## [WORK REQUEST]
The answer must consist of every line in the data that contains "地址欺骗".

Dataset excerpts
----------------------------------------

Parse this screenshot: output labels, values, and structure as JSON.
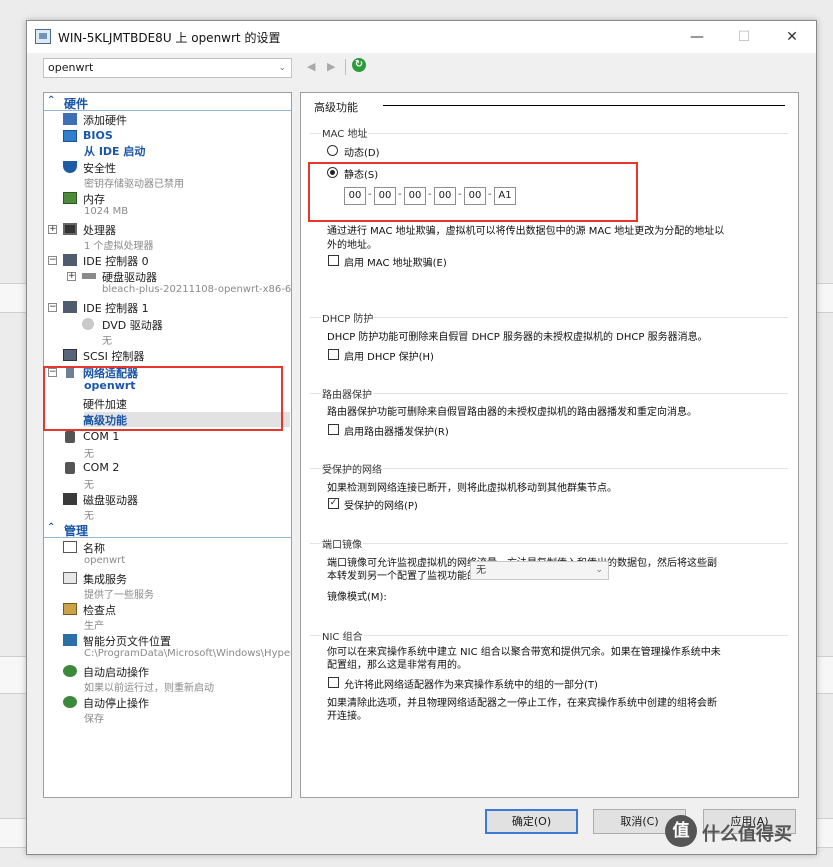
{
  "window": {
    "title": "WIN-5KLJMTBDE8U 上 openwrt 的设置",
    "minimize": "—",
    "maximize": "☐",
    "close": "✕"
  },
  "toolbar": {
    "vm_name": "openwrt",
    "back": "◀",
    "forward": "▶",
    "refresh": "↻"
  },
  "sidebar": {
    "hardware_header": "硬件",
    "management_header": "管理",
    "items": {
      "add_hardware": "添加硬件",
      "bios": "BIOS",
      "bios_sub": "从 IDE 启动",
      "security": "安全性",
      "security_sub": "密钥存储驱动器已禁用",
      "memory": "内存",
      "memory_sub": "1024 MB",
      "processor": "处理器",
      "processor_sub": "1 个虚拟处理器",
      "ide0": "IDE 控制器 0",
      "hard_drive": "硬盘驱动器",
      "hard_drive_sub": "bleach-plus-20211108-openwrt-x86-6...",
      "ide1": "IDE 控制器 1",
      "dvd": "DVD 驱动器",
      "dvd_sub": "无",
      "scsi": "SCSI 控制器",
      "network": "网络适配器",
      "network_sub": "openwrt",
      "hw_accel": "硬件加速",
      "advanced": "高级功能",
      "com1": "COM 1",
      "com1_sub": "无",
      "com2": "COM 2",
      "com2_sub": "无",
      "floppy": "磁盘驱动器",
      "floppy_sub": "无",
      "name": "名称",
      "name_sub": "openwrt",
      "integration": "集成服务",
      "integration_sub": "提供了一些服务",
      "checkpoints": "检查点",
      "checkpoints_sub": "生产",
      "paging": "智能分页文件位置",
      "paging_sub": "C:\\ProgramData\\Microsoft\\Windows\\Hyper-V",
      "auto_start": "自动启动操作",
      "auto_start_sub": "如果以前运行过，则重新启动",
      "auto_stop": "自动停止操作",
      "auto_stop_sub": "保存"
    }
  },
  "panel": {
    "title": "高级功能",
    "mac": {
      "group_title": "MAC 地址",
      "dynamic_label": "动态(D)",
      "static_label": "静态(S)",
      "segments": [
        "00",
        "00",
        "00",
        "00",
        "00",
        "A1"
      ],
      "desc": "通过进行 MAC 地址欺骗，虚拟机可以将传出数据包中的源 MAC 地址更改为分配的地址以外的地址。",
      "desc_line1": "通过进行 MAC 地址欺骗，虚拟机可以将传出数据包中的源 MAC 地址更改为分配的地址以",
      "desc_line2": "外的地址。",
      "spoof_label": "启用 MAC 地址欺骗(E)"
    },
    "dhcp": {
      "group_title": "DHCP 防护",
      "desc": "DHCP 防护功能可删除来自假冒 DHCP 服务器的未授权虚拟机的 DHCP 服务器消息。",
      "checkbox": "启用 DHCP 保护(H)"
    },
    "router": {
      "group_title": "路由器保护",
      "desc": "路由器保护功能可删除来自假冒路由器的未授权虚拟机的路由器播发和重定向消息。",
      "checkbox": "启用路由器播发保护(R)"
    },
    "protected": {
      "group_title": "受保护的网络",
      "desc": "如果检测到网络连接已断开，则将此虚拟机移动到其他群集节点。",
      "checkbox": "受保护的网络(P)",
      "check_mark": "✓"
    },
    "mirror": {
      "group_title": "端口镜像",
      "desc_line1": "端口镜像可允许监视虚拟机的网络流量，方法是复制传入和传出的数据包，然后将这些副",
      "desc_line2": "本转发到另一个配置了监视功能的虚拟机。",
      "mode_label": "镜像模式(M):",
      "mode_value": "无"
    },
    "nic": {
      "group_title": "NIC 组合",
      "desc_line1": "你可以在来宾操作系统中建立 NIC 组合以聚合带宽和提供冗余。如果在管理操作系统中未",
      "desc_line2": "配置组，那么这是非常有用的。",
      "checkbox": "允许将此网络适配器作为来宾操作系统中的组的一部分(T)",
      "note_line1": "如果清除此选项，并且物理网络适配器之一停止工作，在来宾操作系统中创建的组将会断",
      "note_line2": "开连接。"
    }
  },
  "buttons": {
    "ok": "确定(O)",
    "cancel": "取消(C)",
    "apply": "应用(A)"
  },
  "watermark": {
    "logo": "值",
    "text": "什么值得买"
  }
}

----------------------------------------

## [OUTPUT FOR THIS TASK]
      "desc": "通过进行 MAC 地址欺骗，虚拟机可以将传出数据包中的源 MAC 地址更改为分配的地址以外的地址。",
      "desc_line1": "通过进行 MAC 地址欺骗，虚拟机可以将传出数据包中的源 MAC 地址更改为分配的地址以",
      "spoof_label": "启用 MAC 地址欺骗(E)"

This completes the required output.